They also range from mindlessly expletive, to appallingly sexually violent:
Perhaps the most worry aspect is the consistency of the disparagement - and the enormous volume of comments. This becomes clear from postings by organisations such as the Everyday Sexism Project, who have collated numerous examples, for full, horrifying effect.
There's scope for several 'Socio-linguistics, sport and sex' theses in this mass of comments. Objectification is the norm, Bartoli does not conform to expectations within the norm, so commentators re-assert the system, in which women are commercialised objects for the pleasure of male observers.
Bartoli's response has been admirably incisive:
"Have I dreamt about having a model contract? No, I'm sorry. But have I dreamed about winning Wimbledon? Absolutely, yes."But whilst she has attempted to refocus attention on to her huge professional achievement, mainstream media have continued to divert to her objectification. This has not been helped by her Dad's well-meaning, but ultimately misfired response. Told of Inverdale's remarks, the new Wimbledon champion's father, Dr Walter Bartoli, said: "I am not angry. She is my beautiful daughter." Equally Bartoli post-match told Inverdale she couldn't wait to put on her 15cm Louboutins for her victory celebrations - "I have the dress and the heels ready" she told him; "We cannot wait to see that" Inverdale replied.
Marion Bartoli embraces her father after her Wimbledon final victory
Thus we have seen a glut of "Beauty is in the eye of the beholder!" editorials, accompanying images of Bartoli appearing "stunning" and "every bit a looker", most often in her red carpet attire at the Wimbledon Winners' Ball. This is optionally accompanied by various critiques of the commentators' physical appearance - "Yeah, well - you're not so great yourself!" - and countless examples of male sports stars who are successful and popular despite an apparent lack of sex appeal.
This response simply compounds the objectification: merely - more insidiously - re-framing it in the context of "You go, gurl!", celebrity-endorsed faux-empowerment, in which women are objectified, objectify each other, and are encouraged to objectify themselves.
It has been argued that the anti-Bartoli comments can and should be dismissed - that the various commentators were either joking, or 'morons', or 'not true sports fans' - and therefore their words just don't matter. Indeed several Twitter commentators have since defended their remarks with the classic, "Chill out - it was just a joke", mirroring Inverdale's response.
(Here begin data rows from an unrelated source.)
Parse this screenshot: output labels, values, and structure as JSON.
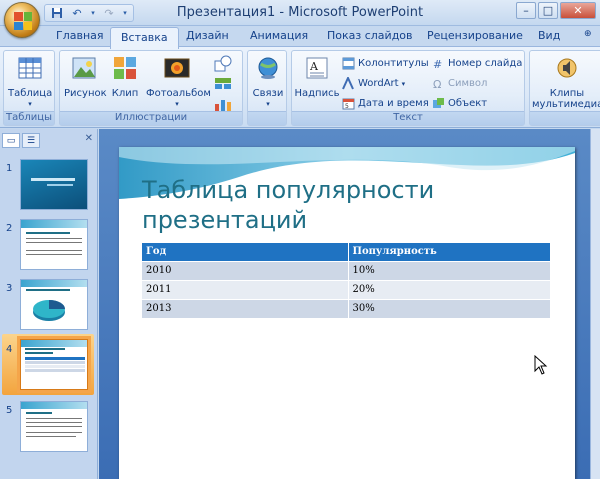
{
  "window": {
    "title": "Презентация1 - Microsoft PowerPoint"
  },
  "tabs": [
    {
      "label": "Главная"
    },
    {
      "label": "Вставка",
      "active": true
    },
    {
      "label": "Дизайн"
    },
    {
      "label": "Анимация"
    },
    {
      "label": "Показ слайдов"
    },
    {
      "label": "Рецензирование"
    },
    {
      "label": "Вид"
    }
  ],
  "ribbon": {
    "groups": {
      "tables": {
        "label": "Таблицы",
        "buttons": {
          "table": "Таблица"
        }
      },
      "illustrations": {
        "label": "Иллюстрации",
        "buttons": {
          "picture": "Рисунок",
          "clip": "Клип",
          "album": "Фотоальбом"
        }
      },
      "links": {
        "buttons": {
          "links": "Связи"
        }
      },
      "text": {
        "label": "Текст",
        "buttons": {
          "textbox": "Надпись",
          "header_footer": "Колонтитулы",
          "wordart": "WordArt",
          "datetime": "Дата и время",
          "slide_number": "Номер слайда",
          "symbol": "Символ",
          "object": "Объект"
        }
      },
      "media": {
        "buttons": {
          "clips": "Клипы",
          "clips2": "мультимедиа"
        }
      }
    }
  },
  "slides_panel": {
    "numbers": [
      "1",
      "2",
      "3",
      "4",
      "5"
    ],
    "selected": 4
  },
  "slide": {
    "title": "Таблица популярности презентаций",
    "table": {
      "headers": [
        "Год",
        "Популярность"
      ],
      "rows": [
        [
          "2010",
          "10%"
        ],
        [
          "2011",
          "20%"
        ],
        [
          "2013",
          "30%"
        ]
      ]
    }
  },
  "colors": {
    "table_header": "#1f73c2",
    "title_text": "#1f6f86",
    "selected_thumb": "#f5a54a"
  }
}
Psychologists have shown, however, that unfortunately these words just do matter. For example, studies in 2007 and 2010 indicated that sexist humour may cause greater acceptance of rape, greater victim-blaming, and a reduced sense of seriousness of rape as a crime. They have also shown that enjoyment of such humour is correlated with acceptance of rape myths and endorsement of hostile sexism, or misogyny.
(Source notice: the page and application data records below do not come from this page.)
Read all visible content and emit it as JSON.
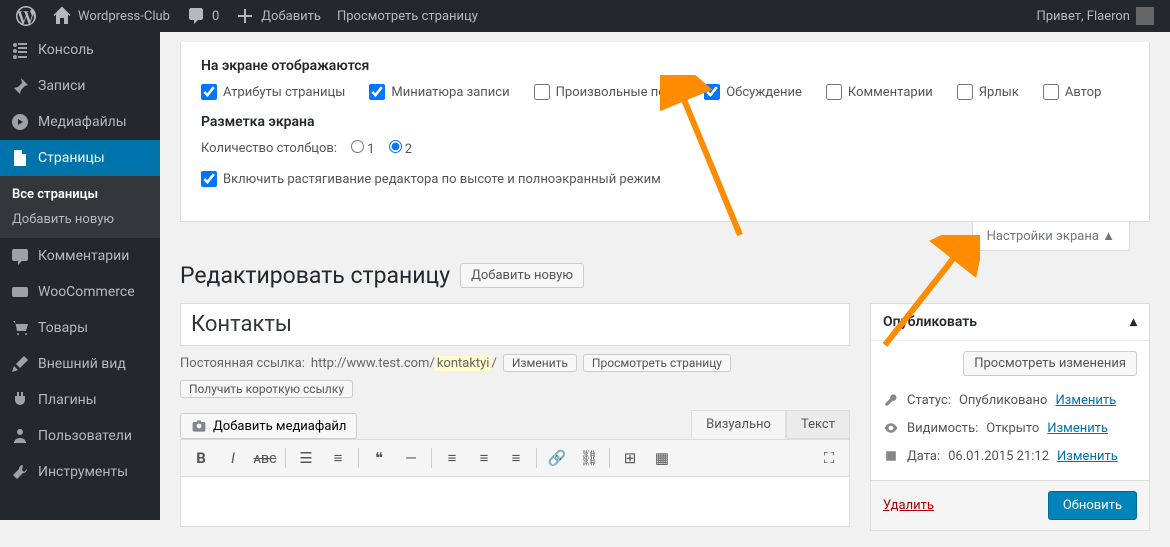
{
  "adminbar": {
    "site_name": "Wordpress-Club",
    "comments_count": "0",
    "new_label": "Добавить",
    "view_page": "Просмотреть страницу",
    "greeting": "Привет, Flaeron"
  },
  "sidebar": {
    "items": [
      {
        "label": "Консоль"
      },
      {
        "label": "Записи"
      },
      {
        "label": "Медиафайлы"
      },
      {
        "label": "Страницы"
      },
      {
        "label": "Комментарии"
      },
      {
        "label": "WooCommerce"
      },
      {
        "label": "Товары"
      },
      {
        "label": "Внешний вид"
      },
      {
        "label": "Плагины"
      },
      {
        "label": "Пользователи"
      },
      {
        "label": "Инструменты"
      }
    ],
    "submenu": {
      "all": "Все страницы",
      "add": "Добавить новую"
    }
  },
  "screen_options": {
    "heading1": "На экране отображаются",
    "checkboxes": [
      {
        "label": "Атрибуты страницы",
        "checked": true
      },
      {
        "label": "Миниатюра записи",
        "checked": true
      },
      {
        "label": "Произвольные поля",
        "checked": false
      },
      {
        "label": "Обсуждение",
        "checked": true
      },
      {
        "label": "Комментарии",
        "checked": false
      },
      {
        "label": "Ярлык",
        "checked": false
      },
      {
        "label": "Автор",
        "checked": false
      }
    ],
    "heading2": "Разметка экрана",
    "columns_label": "Количество столбцов:",
    "stretch_label": "Включить растягивание редактора по высоте и полноэкранный режим",
    "tab_label": "Настройки экрана"
  },
  "page": {
    "heading": "Редактировать страницу",
    "add_new": "Добавить новую",
    "title_value": "Контакты",
    "permalink_label": "Постоянная ссылка:",
    "permalink_url": "http://www.test.com/",
    "permalink_slug": "kontaktyi",
    "permalink_edit": "Изменить",
    "permalink_view": "Просмотреть страницу",
    "shortlink": "Получить короткую ссылку",
    "add_media": "Добавить медиафайл",
    "tab_visual": "Визуально",
    "tab_text": "Текст"
  },
  "publish": {
    "title": "Опубликовать",
    "preview": "Просмотреть изменения",
    "status_label": "Статус:",
    "status_value": "Опубликовано",
    "visibility_label": "Видимость:",
    "visibility_value": "Открыто",
    "date_label": "Дата:",
    "date_value": "06.01.2015 21:12",
    "edit": "Изменить",
    "delete": "Удалить",
    "update": "Обновить"
  }
}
Further studies indicate that use of sexist language creates an environment of sexual stress for women. This triggers the release of the stress hormone cortisol, associated with risks of diabetes, heart problems and stroke. Repeated or prolonged sexual stress over time may inhibit the release of associated neuro-chemicals, resulting in lowered levels of women's confidence, creativity, focus and hopefulness.
Despite the media coverage, the issue is not Inverdale, singularly. The reason his remarks are not ok is not because he is a BBC commentator (though the recent revelations surrounding the culture of impunity at the organisation suggest this may be relevant to the persistence of his attitude - and his unbridled career).
John Inverdale is one example of a mass of sexist commentators. Together their remarks present a deeply alarming prejudice. But it is our response that has illustrating an increasing casual acceptance of sexism, to the point of failure to recognise it; a convenient dismissal of the damage it causes; and a wider failure to effectively admonish it. In this context, Inverdale's "poking fun" defence, and any "lad" / "banter" -based dismissals, will sadly always fall short.